▸ BRIEF
Please repeat the entries word for word and keep the images out.
+++ DATA SUPPLIED
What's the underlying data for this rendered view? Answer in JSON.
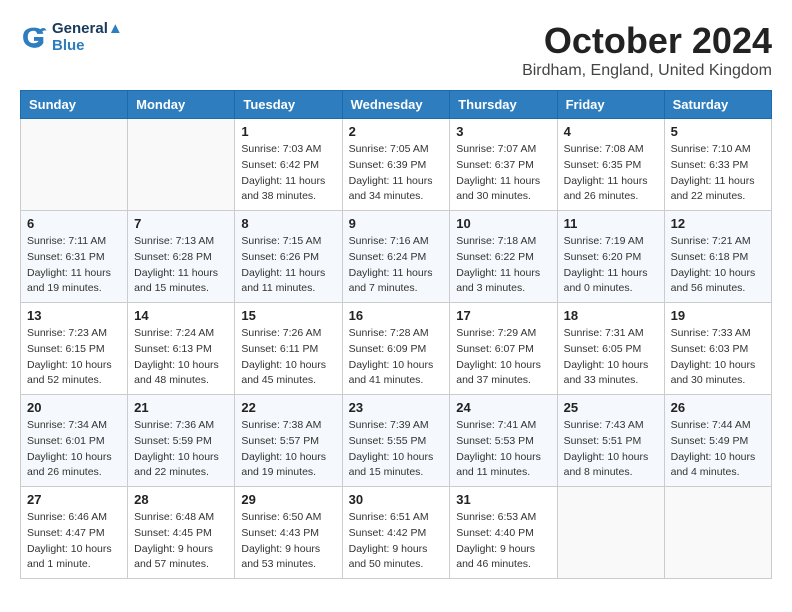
{
  "header": {
    "logo_line1": "General",
    "logo_line2": "Blue",
    "month_title": "October 2024",
    "location": "Birdham, England, United Kingdom"
  },
  "weekdays": [
    "Sunday",
    "Monday",
    "Tuesday",
    "Wednesday",
    "Thursday",
    "Friday",
    "Saturday"
  ],
  "weeks": [
    [
      {
        "day": "",
        "sunrise": "",
        "sunset": "",
        "daylight": ""
      },
      {
        "day": "",
        "sunrise": "",
        "sunset": "",
        "daylight": ""
      },
      {
        "day": "1",
        "sunrise": "Sunrise: 7:03 AM",
        "sunset": "Sunset: 6:42 PM",
        "daylight": "Daylight: 11 hours and 38 minutes."
      },
      {
        "day": "2",
        "sunrise": "Sunrise: 7:05 AM",
        "sunset": "Sunset: 6:39 PM",
        "daylight": "Daylight: 11 hours and 34 minutes."
      },
      {
        "day": "3",
        "sunrise": "Sunrise: 7:07 AM",
        "sunset": "Sunset: 6:37 PM",
        "daylight": "Daylight: 11 hours and 30 minutes."
      },
      {
        "day": "4",
        "sunrise": "Sunrise: 7:08 AM",
        "sunset": "Sunset: 6:35 PM",
        "daylight": "Daylight: 11 hours and 26 minutes."
      },
      {
        "day": "5",
        "sunrise": "Sunrise: 7:10 AM",
        "sunset": "Sunset: 6:33 PM",
        "daylight": "Daylight: 11 hours and 22 minutes."
      }
    ],
    [
      {
        "day": "6",
        "sunrise": "Sunrise: 7:11 AM",
        "sunset": "Sunset: 6:31 PM",
        "daylight": "Daylight: 11 hours and 19 minutes."
      },
      {
        "day": "7",
        "sunrise": "Sunrise: 7:13 AM",
        "sunset": "Sunset: 6:28 PM",
        "daylight": "Daylight: 11 hours and 15 minutes."
      },
      {
        "day": "8",
        "sunrise": "Sunrise: 7:15 AM",
        "sunset": "Sunset: 6:26 PM",
        "daylight": "Daylight: 11 hours and 11 minutes."
      },
      {
        "day": "9",
        "sunrise": "Sunrise: 7:16 AM",
        "sunset": "Sunset: 6:24 PM",
        "daylight": "Daylight: 11 hours and 7 minutes."
      },
      {
        "day": "10",
        "sunrise": "Sunrise: 7:18 AM",
        "sunset": "Sunset: 6:22 PM",
        "daylight": "Daylight: 11 hours and 3 minutes."
      },
      {
        "day": "11",
        "sunrise": "Sunrise: 7:19 AM",
        "sunset": "Sunset: 6:20 PM",
        "daylight": "Daylight: 11 hours and 0 minutes."
      },
      {
        "day": "12",
        "sunrise": "Sunrise: 7:21 AM",
        "sunset": "Sunset: 6:18 PM",
        "daylight": "Daylight: 10 hours and 56 minutes."
      }
    ],
    [
      {
        "day": "13",
        "sunrise": "Sunrise: 7:23 AM",
        "sunset": "Sunset: 6:15 PM",
        "daylight": "Daylight: 10 hours and 52 minutes."
      },
      {
        "day": "14",
        "sunrise": "Sunrise: 7:24 AM",
        "sunset": "Sunset: 6:13 PM",
        "daylight": "Daylight: 10 hours and 48 minutes."
      },
      {
        "day": "15",
        "sunrise": "Sunrise: 7:26 AM",
        "sunset": "Sunset: 6:11 PM",
        "daylight": "Daylight: 10 hours and 45 minutes."
      },
      {
        "day": "16",
        "sunrise": "Sunrise: 7:28 AM",
        "sunset": "Sunset: 6:09 PM",
        "daylight": "Daylight: 10 hours and 41 minutes."
      },
      {
        "day": "17",
        "sunrise": "Sunrise: 7:29 AM",
        "sunset": "Sunset: 6:07 PM",
        "daylight": "Daylight: 10 hours and 37 minutes."
      },
      {
        "day": "18",
        "sunrise": "Sunrise: 7:31 AM",
        "sunset": "Sunset: 6:05 PM",
        "daylight": "Daylight: 10 hours and 33 minutes."
      },
      {
        "day": "19",
        "sunrise": "Sunrise: 7:33 AM",
        "sunset": "Sunset: 6:03 PM",
        "daylight": "Daylight: 10 hours and 30 minutes."
      }
    ],
    [
      {
        "day": "20",
        "sunrise": "Sunrise: 7:34 AM",
        "sunset": "Sunset: 6:01 PM",
        "daylight": "Daylight: 10 hours and 26 minutes."
      },
      {
        "day": "21",
        "sunrise": "Sunrise: 7:36 AM",
        "sunset": "Sunset: 5:59 PM",
        "daylight": "Daylight: 10 hours and 22 minutes."
      },
      {
        "day": "22",
        "sunrise": "Sunrise: 7:38 AM",
        "sunset": "Sunset: 5:57 PM",
        "daylight": "Daylight: 10 hours and 19 minutes."
      },
      {
        "day": "23",
        "sunrise": "Sunrise: 7:39 AM",
        "sunset": "Sunset: 5:55 PM",
        "daylight": "Daylight: 10 hours and 15 minutes."
      },
      {
        "day": "24",
        "sunrise": "Sunrise: 7:41 AM",
        "sunset": "Sunset: 5:53 PM",
        "daylight": "Daylight: 10 hours and 11 minutes."
      },
      {
        "day": "25",
        "sunrise": "Sunrise: 7:43 AM",
        "sunset": "Sunset: 5:51 PM",
        "daylight": "Daylight: 10 hours and 8 minutes."
      },
      {
        "day": "26",
        "sunrise": "Sunrise: 7:44 AM",
        "sunset": "Sunset: 5:49 PM",
        "daylight": "Daylight: 10 hours and 4 minutes."
      }
    ],
    [
      {
        "day": "27",
        "sunrise": "Sunrise: 6:46 AM",
        "sunset": "Sunset: 4:47 PM",
        "daylight": "Daylight: 10 hours and 1 minute."
      },
      {
        "day": "28",
        "sunrise": "Sunrise: 6:48 AM",
        "sunset": "Sunset: 4:45 PM",
        "daylight": "Daylight: 9 hours and 57 minutes."
      },
      {
        "day": "29",
        "sunrise": "Sunrise: 6:50 AM",
        "sunset": "Sunset: 4:43 PM",
        "daylight": "Daylight: 9 hours and 53 minutes."
      },
      {
        "day": "30",
        "sunrise": "Sunrise: 6:51 AM",
        "sunset": "Sunset: 4:42 PM",
        "daylight": "Daylight: 9 hours and 50 minutes."
      },
      {
        "day": "31",
        "sunrise": "Sunrise: 6:53 AM",
        "sunset": "Sunset: 4:40 PM",
        "daylight": "Daylight: 9 hours and 46 minutes."
      },
      {
        "day": "",
        "sunrise": "",
        "sunset": "",
        "daylight": ""
      },
      {
        "day": "",
        "sunrise": "",
        "sunset": "",
        "daylight": ""
      }
    ]
  ]
}
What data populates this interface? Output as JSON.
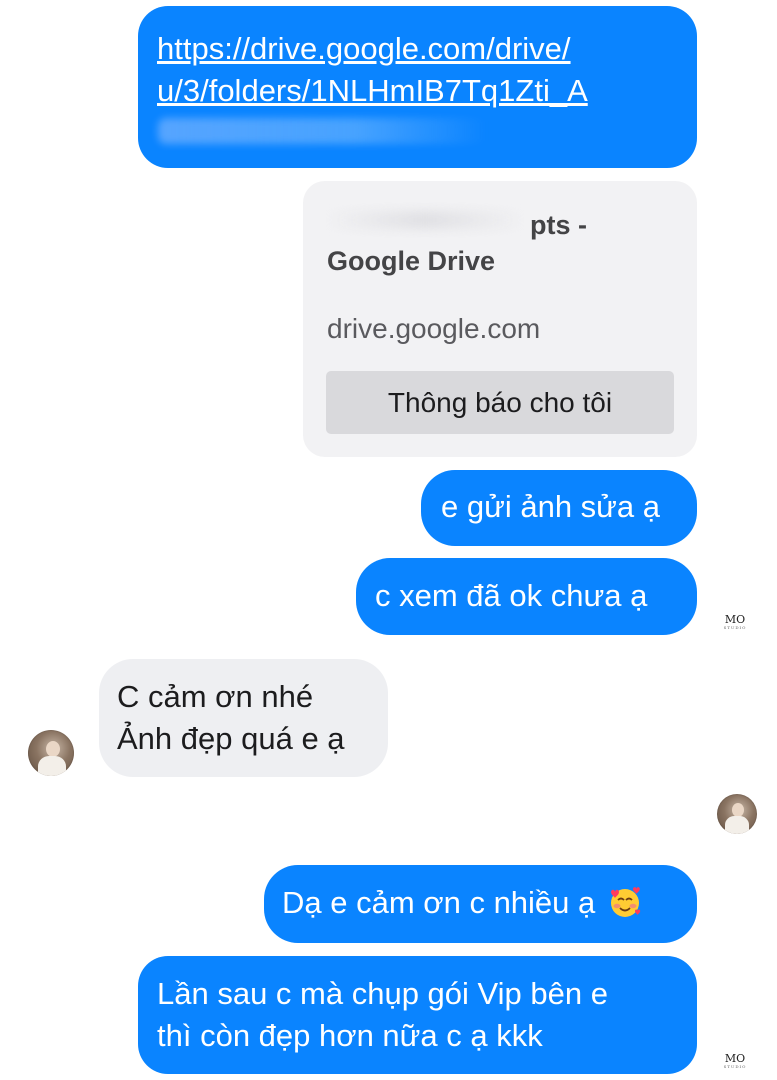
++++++
▸ ANSWER TO THIS TASK
What's the underlying data for this rendered view? Answer in JSON.
{
  "header": {
    "logo_line1": "General",
    "logo_line2": "Blue",
    "month_title": "October 2024",
    "location": "Birdham, England, United Kingdom"
  },
  "weekdays": [
    "Sunday",
    "Monday",
    "Tuesday",
    "Wednesday",
    "Thursday",
    "Friday",
    "Saturday"
  ],
  "weeks": [
    [
      {
        "day": "",
        "sunrise": "",
        "sunset": "",
        "daylight": ""
      },
      {
        "day": "",
        "sunrise": "",
        "sunset": "",
        "daylight": ""
      },
      {
        "day": "1",
        "sunrise": "Sunrise: 7:03 AM",
        "sunset": "Sunset: 6:42 PM",
        "daylight": "Daylight: 11 hours and 38 minutes."
      },
      {
        "day": "2",
        "sunrise": "Sunrise: 7:05 AM",
        "sunset": "Sunset: 6:39 PM",
        "daylight": "Daylight: 11 hours and 34 minutes."
      },
      {
        "day": "3",
        "sunrise": "Sunrise: 7:07 AM",
        "sunset": "Sunset: 6:37 PM",
        "daylight": "Daylight: 11 hours and 30 minutes."
      },
      {
        "day": "4",
        "sunrise": "Sunrise: 7:08 AM",
        "sunset": "Sunset: 6:35 PM",
        "daylight": "Daylight: 11 hours and 26 minutes."
      },
      {
        "day": "5",
        "sunrise": "Sunrise: 7:10 AM",
        "sunset": "Sunset: 6:33 PM",
        "daylight": "Daylight: 11 hours and 22 minutes."
      }
    ],
    [
      {
        "day": "6",
        "sunrise": "Sunrise: 7:11 AM",
        "sunset": "Sunset: 6:31 PM",
        "daylight": "Daylight: 11 hours and 19 minutes."
      },
      {
        "day": "7",
        "sunrise": "Sunrise: 7:13 AM",
        "sunset": "Sunset: 6:28 PM",
        "daylight": "Daylight: 11 hours and 15 minutes."
      },
      {
        "day": "8",
        "sunrise": "Sunrise: 7:15 AM",
        "sunset": "Sunset: 6:26 PM",
        "daylight": "Daylight: 11 hours and 11 minutes."
      },
      {
        "day": "9",
        "sunrise": "Sunrise: 7:16 AM",
        "sunset": "Sunset: 6:24 PM",
        "daylight": "Daylight: 11 hours and 7 minutes."
      },
      {
        "day": "10",
        "sunrise": "Sunrise: 7:18 AM",
        "sunset": "Sunset: 6:22 PM",
        "daylight": "Daylight: 11 hours and 3 minutes."
      },
      {
        "day": "11",
        "sunrise": "Sunrise: 7:19 AM",
        "sunset": "Sunset: 6:20 PM",
        "daylight": "Daylight: 11 hours and 0 minutes."
      },
      {
        "day": "12",
        "sunrise": "Sunrise: 7:21 AM",
        "sunset": "Sunset: 6:18 PM",
        "daylight": "Daylight: 10 hours and 56 minutes."
      }
    ],
    [
      {
        "day": "13",
        "sunrise": "Sunrise: 7:23 AM",
        "sunset": "Sunset: 6:15 PM",
        "daylight": "Daylight: 10 hours and 52 minutes."
      },
      {
        "day": "14",
        "sunrise": "Sunrise: 7:24 AM",
        "sunset": "Sunset: 6:13 PM",
        "daylight": "Daylight: 10 hours and 48 minutes."
      },
      {
        "day": "15",
        "sunrise": "Sunrise: 7:26 AM",
        "sunset": "Sunset: 6:11 PM",
        "daylight": "Daylight: 10 hours and 45 minutes."
      },
      {
        "day": "16",
        "sunrise": "Sunrise: 7:28 AM",
        "sunset": "Sunset: 6:09 PM",
        "daylight": "Daylight: 10 hours and 41 minutes."
      },
      {
        "day": "17",
        "sunrise": "Sunrise: 7:29 AM",
        "sunset": "Sunset: 6:07 PM",
        "daylight": "Daylight: 10 hours and 37 minutes."
      },
      {
        "day": "18",
        "sunrise": "Sunrise: 7:31 AM",
        "sunset": "Sunset: 6:05 PM",
        "daylight": "Daylight: 10 hours and 33 minutes."
      },
      {
        "day": "19",
        "sunrise": "Sunrise: 7:33 AM",
        "sunset": "Sunset: 6:03 PM",
        "daylight": "Daylight: 10 hours and 30 minutes."
      }
    ],
    [
      {
        "day": "20",
        "sunrise": "Sunrise: 7:34 AM",
        "sunset": "Sunset: 6:01 PM",
        "daylight": "Daylight: 10 hours and 26 minutes."
      },
      {
        "day": "21",
        "sunrise": "Sunrise: 7:36 AM",
        "sunset": "Sunset: 5:59 PM",
        "daylight": "Daylight: 10 hours and 22 minutes."
      },
      {
        "day": "22",
        "sunrise": "Sunrise: 7:38 AM",
        "sunset": "Sunset: 5:57 PM",
        "daylight": "Daylight: 10 hours and 19 minutes."
      },
      {
        "day": "23",
        "sunrise": "Sunrise: 7:39 AM",
        "sunset": "Sunset: 5:55 PM",
        "daylight": "Daylight: 10 hours and 15 minutes."
      },
      {
        "day": "24",
        "sunrise": "Sunrise: 7:41 AM",
        "sunset": "Sunset: 5:53 PM",
        "daylight": "Daylight: 10 hours and 11 minutes."
      },
      {
        "day": "25",
        "sunrise": "Sunrise: 7:43 AM",
        "sunset": "Sunset: 5:51 PM",
        "daylight": "Daylight: 10 hours and 8 minutes."
      },
      {
        "day": "26",
        "sunrise": "Sunrise: 7:44 AM",
        "sunset": "Sunset: 5:49 PM",
        "daylight": "Daylight: 10 hours and 4 minutes."
      }
    ],
    [
      {
        "day": "27",
        "sunrise": "Sunrise: 6:46 AM",
        "sunset": "Sunset: 4:47 PM",
        "daylight": "Daylight: 10 hours and 1 minute."
      },
      {
        "day": "28",
        "sunrise": "Sunrise: 6:48 AM",
        "sunset": "Sunset: 4:45 PM",
        "daylight": "Daylight: 9 hours and 57 minutes."
      },
      {
        "day": "29",
        "sunrise": "Sunrise: 6:50 AM",
        "sunset": "Sunset: 4:43 PM",
        "daylight": "Daylight: 9 hours and 53 minutes."
      },
      {
        "day": "30",
        "sunrise": "Sunrise: 6:51 AM",
        "sunset": "Sunset: 4:42 PM",
        "daylight": "Daylight: 9 hours and 50 minutes."
      },
      {
        "day": "31",
        "sunrise": "Sunrise: 6:53 AM",
        "sunset": "Sunset: 4:40 PM",
        "daylight": "Daylight: 9 hours and 46 minutes."
      },
      {
        "day": "",
        "sunrise": "",
        "sunset": "",
        "daylight": ""
      },
      {
        "day": "",
        "sunrise": "",
        "sunset": "",
        "daylight": ""
      }
    ]
  ]
}
What data populates this interface? Output as JSON.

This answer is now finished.